Items from an interface collection:
┏━━
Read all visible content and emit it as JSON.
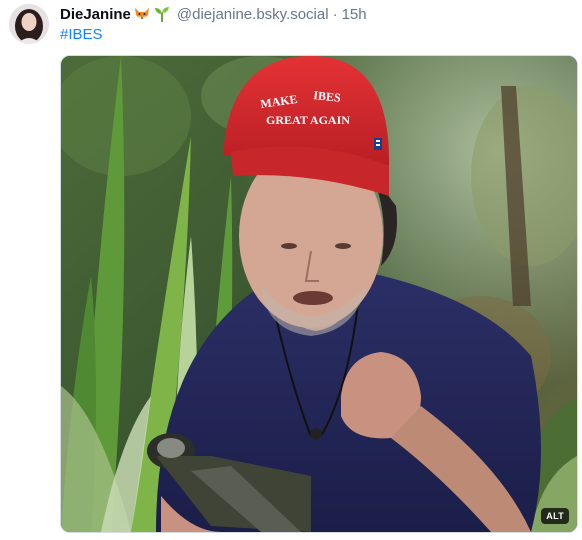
{
  "post": {
    "author": {
      "display_name": "DieJanine",
      "handle": "@diejanine.bsky.social",
      "emoji_1": "fox-face-icon",
      "emoji_2": "seedling-icon"
    },
    "separator": "·",
    "timestamp": "15h",
    "hashtag": "#IBES",
    "media": {
      "alt_badge": "ALT",
      "cap_text": {
        "line_1a": "MAKE",
        "line_1b": "IBES",
        "line_2": "GREAT AGAIN"
      }
    }
  },
  "colors": {
    "link": "#1083fe",
    "muted": "#66788a",
    "cap_red": "#d42a2e"
  }
}
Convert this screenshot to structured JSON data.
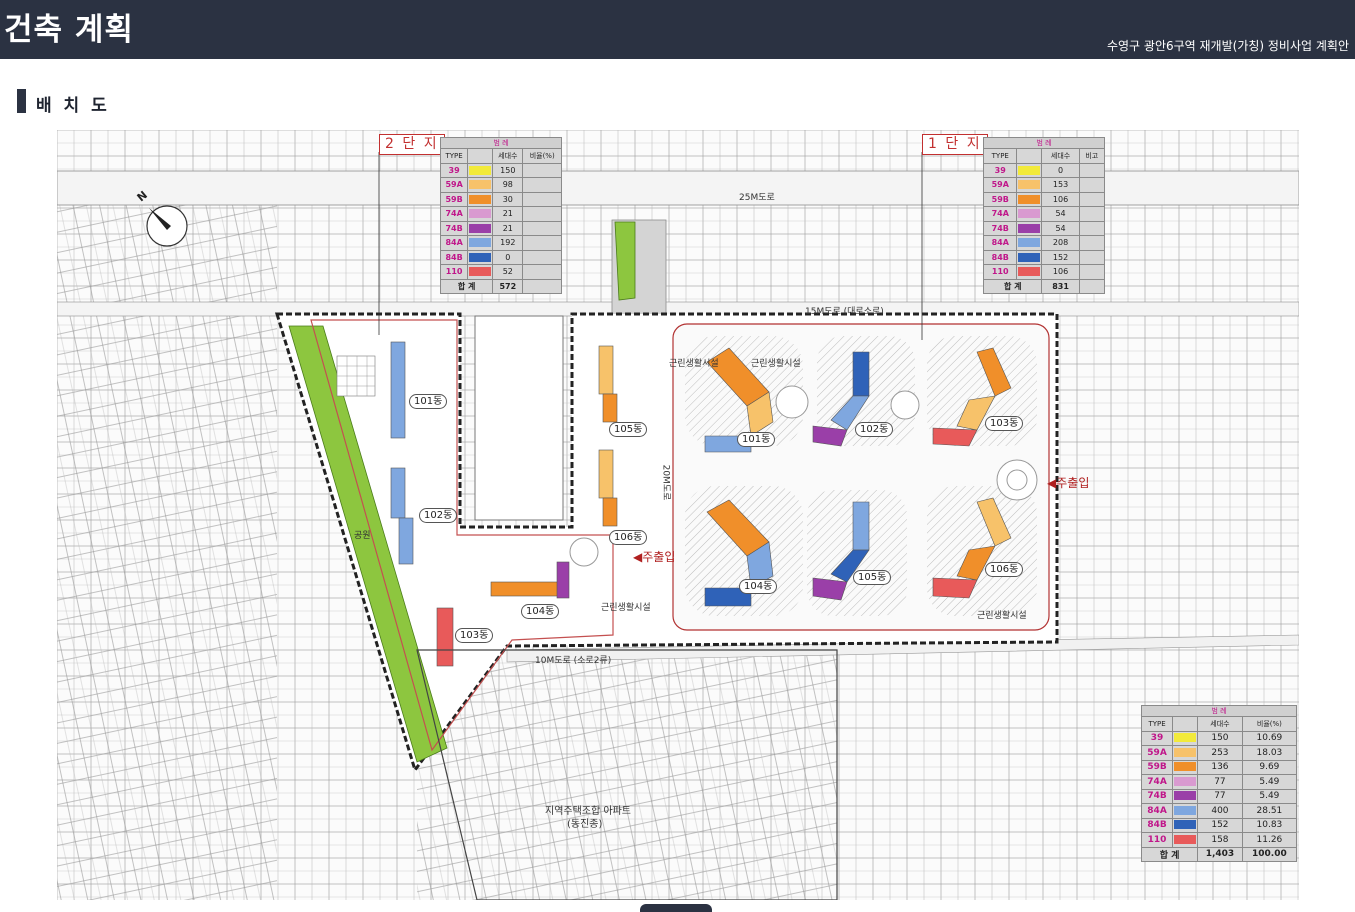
{
  "header": {
    "title": "건축 계획",
    "subtitle": "수영구 광안6구역 재개발(가칭) 정비사업 계획안"
  },
  "section": {
    "title": "배 치 도"
  },
  "map": {
    "complex2_tag": "2 단 지",
    "complex1_tag": "1 단 지",
    "road_25m": "25M도로",
    "road_15m": "15M도로 (대로소로)",
    "road_10m_bottom": "10M도로 (소로2류)",
    "park_label": "공원",
    "central_road": "20M도로",
    "main_entrance_center": "주출입",
    "main_entrance_east": "주출입",
    "facility_left": "근린생활시설",
    "facility_right": "근린생활시설",
    "facility_1_top": "근린생활시설",
    "facility_1_bottom": "근린생활시설",
    "neighbor_apartment": "지역주택조합 아파트",
    "neighbor_apartment_sub": "(동진종)",
    "complex2_buildings": [
      "101동",
      "102동",
      "103동",
      "104동",
      "105동",
      "106동"
    ],
    "complex1_buildings": [
      "101동",
      "102동",
      "103동",
      "104동",
      "105동",
      "106동"
    ]
  },
  "legend_header": {
    "title": "범 례",
    "col_type": "TYPE",
    "col_units": "세대수",
    "col_ratio": "비율(%)",
    "col_note": "비고",
    "total_label": "합 계"
  },
  "legend_complex2": {
    "rows": [
      {
        "type": "39",
        "color": "#f2ea3a",
        "units": "150"
      },
      {
        "type": "59A",
        "color": "#f7c26a",
        "units": "98"
      },
      {
        "type": "59B",
        "color": "#f08f2a",
        "units": "30"
      },
      {
        "type": "74A",
        "color": "#d99ad0",
        "units": "21"
      },
      {
        "type": "74B",
        "color": "#9a3fa8",
        "units": "21"
      },
      {
        "type": "84A",
        "color": "#7fa7df",
        "units": "192"
      },
      {
        "type": "84B",
        "color": "#2f62b8",
        "units": "0"
      },
      {
        "type": "110",
        "color": "#e85a5a",
        "units": "52"
      }
    ],
    "total": "572"
  },
  "legend_complex1": {
    "rows": [
      {
        "type": "39",
        "color": "#f2ea3a",
        "units": "0"
      },
      {
        "type": "59A",
        "color": "#f7c26a",
        "units": "153"
      },
      {
        "type": "59B",
        "color": "#f08f2a",
        "units": "106"
      },
      {
        "type": "74A",
        "color": "#d99ad0",
        "units": "54"
      },
      {
        "type": "74B",
        "color": "#9a3fa8",
        "units": "54"
      },
      {
        "type": "84A",
        "color": "#7fa7df",
        "units": "208"
      },
      {
        "type": "84B",
        "color": "#2f62b8",
        "units": "152"
      },
      {
        "type": "110",
        "color": "#e85a5a",
        "units": "106"
      }
    ],
    "total": "831"
  },
  "legend_total": {
    "rows": [
      {
        "type": "39",
        "color": "#f2ea3a",
        "units": "150",
        "ratio": "10.69"
      },
      {
        "type": "59A",
        "color": "#f7c26a",
        "units": "253",
        "ratio": "18.03"
      },
      {
        "type": "59B",
        "color": "#f08f2a",
        "units": "136",
        "ratio": "9.69"
      },
      {
        "type": "74A",
        "color": "#d99ad0",
        "units": "77",
        "ratio": "5.49"
      },
      {
        "type": "74B",
        "color": "#9a3fa8",
        "units": "77",
        "ratio": "5.49"
      },
      {
        "type": "84A",
        "color": "#7fa7df",
        "units": "400",
        "ratio": "28.51"
      },
      {
        "type": "84B",
        "color": "#2f62b8",
        "units": "152",
        "ratio": "10.83"
      },
      {
        "type": "110",
        "color": "#e85a5a",
        "units": "158",
        "ratio": "11.26"
      }
    ],
    "total_units": "1,403",
    "total_ratio": "100.00"
  }
}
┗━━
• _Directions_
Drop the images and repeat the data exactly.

• _Reply to the exercise_
Read all visible content and emit it as JSON.
{
  "post": {
    "author": {
      "display_name": "DieJanine",
      "handle": "@diejanine.bsky.social",
      "emoji_1": "fox-face-icon",
      "emoji_2": "seedling-icon"
    },
    "separator": "·",
    "timestamp": "15h",
    "hashtag": "#IBES",
    "media": {
      "alt_badge": "ALT",
      "cap_text": {
        "line_1a": "MAKE",
        "line_1b": "IBES",
        "line_2": "GREAT AGAIN"
      }
    }
  },
  "colors": {
    "link": "#1083fe",
    "muted": "#66788a",
    "cap_red": "#d42a2e"
  }
}
Convert this screenshot to structured JSON data.
{
  "header": {
    "title": "건축 계획",
    "subtitle": "수영구 광안6구역 재개발(가칭) 정비사업 계획안"
  },
  "section": {
    "title": "배 치 도"
  },
  "map": {
    "complex2_tag": "2 단 지",
    "complex1_tag": "1 단 지",
    "road_25m": "25M도로",
    "road_15m": "15M도로 (대로소로)",
    "road_10m_bottom": "10M도로 (소로2류)",
    "park_label": "공원",
    "central_road": "20M도로",
    "main_entrance_center": "주출입",
    "main_entrance_east": "주출입",
    "facility_left": "근린생활시설",
    "facility_right": "근린생활시설",
    "facility_1_top": "근린생활시설",
    "facility_1_bottom": "근린생활시설",
    "neighbor_apartment": "지역주택조합 아파트",
    "neighbor_apartment_sub": "(동진종)",
    "complex2_buildings": [
      "101동",
      "102동",
      "103동",
      "104동",
      "105동",
      "106동"
    ],
    "complex1_buildings": [
      "101동",
      "102동",
      "103동",
      "104동",
      "105동",
      "106동"
    ]
  },
  "legend_header": {
    "title": "범 례",
    "col_type": "TYPE",
    "col_units": "세대수",
    "col_ratio": "비율(%)",
    "col_note": "비고",
    "total_label": "합 계"
  },
  "legend_complex2": {
    "rows": [
      {
        "type": "39",
        "color": "#f2ea3a",
        "units": "150"
      },
      {
        "type": "59A",
        "color": "#f7c26a",
        "units": "98"
      },
      {
        "type": "59B",
        "color": "#f08f2a",
        "units": "30"
      },
      {
        "type": "74A",
        "color": "#d99ad0",
        "units": "21"
      },
      {
        "type": "74B",
        "color": "#9a3fa8",
        "units": "21"
      },
      {
        "type": "84A",
        "color": "#7fa7df",
        "units": "192"
      },
      {
        "type": "84B",
        "color": "#2f62b8",
        "units": "0"
      },
      {
        "type": "110",
        "color": "#e85a5a",
        "units": "52"
      }
    ],
    "total": "572"
  },
  "legend_complex1": {
    "rows": [
      {
        "type": "39",
        "color": "#f2ea3a",
        "units": "0"
      },
      {
        "type": "59A",
        "color": "#f7c26a",
        "units": "153"
      },
      {
        "type": "59B",
        "color": "#f08f2a",
        "units": "106"
      },
      {
        "type": "74A",
        "color": "#d99ad0",
        "units": "54"
      },
      {
        "type": "74B",
        "color": "#9a3fa8",
        "units": "54"
      },
      {
        "type": "84A",
        "color": "#7fa7df",
        "units": "208"
      },
      {
        "type": "84B",
        "color": "#2f62b8",
        "units": "152"
      },
      {
        "type": "110",
        "color": "#e85a5a",
        "units": "106"
      }
    ],
    "total": "831"
  },
  "legend_total": {
    "rows": [
      {
        "type": "39",
        "color": "#f2ea3a",
        "units": "150",
        "ratio": "10.69"
      },
      {
        "type": "59A",
        "color": "#f7c26a",
        "units": "253",
        "ratio": "18.03"
      },
      {
        "type": "59B",
        "color": "#f08f2a",
        "units": "136",
        "ratio": "9.69"
      },
      {
        "type": "74A",
        "color": "#d99ad0",
        "units": "77",
        "ratio": "5.49"
      },
      {
        "type": "74B",
        "color": "#9a3fa8",
        "units": "77",
        "ratio": "5.49"
      },
      {
        "type": "84A",
        "color": "#7fa7df",
        "units": "400",
        "ratio": "28.51"
      },
      {
        "type": "84B",
        "color": "#2f62b8",
        "units": "152",
        "ratio": "10.83"
      },
      {
        "type": "110",
        "color": "#e85a5a",
        "units": "158",
        "ratio": "11.26"
      }
    ],
    "total_units": "1,403",
    "total_ratio": "100.00"
  }
}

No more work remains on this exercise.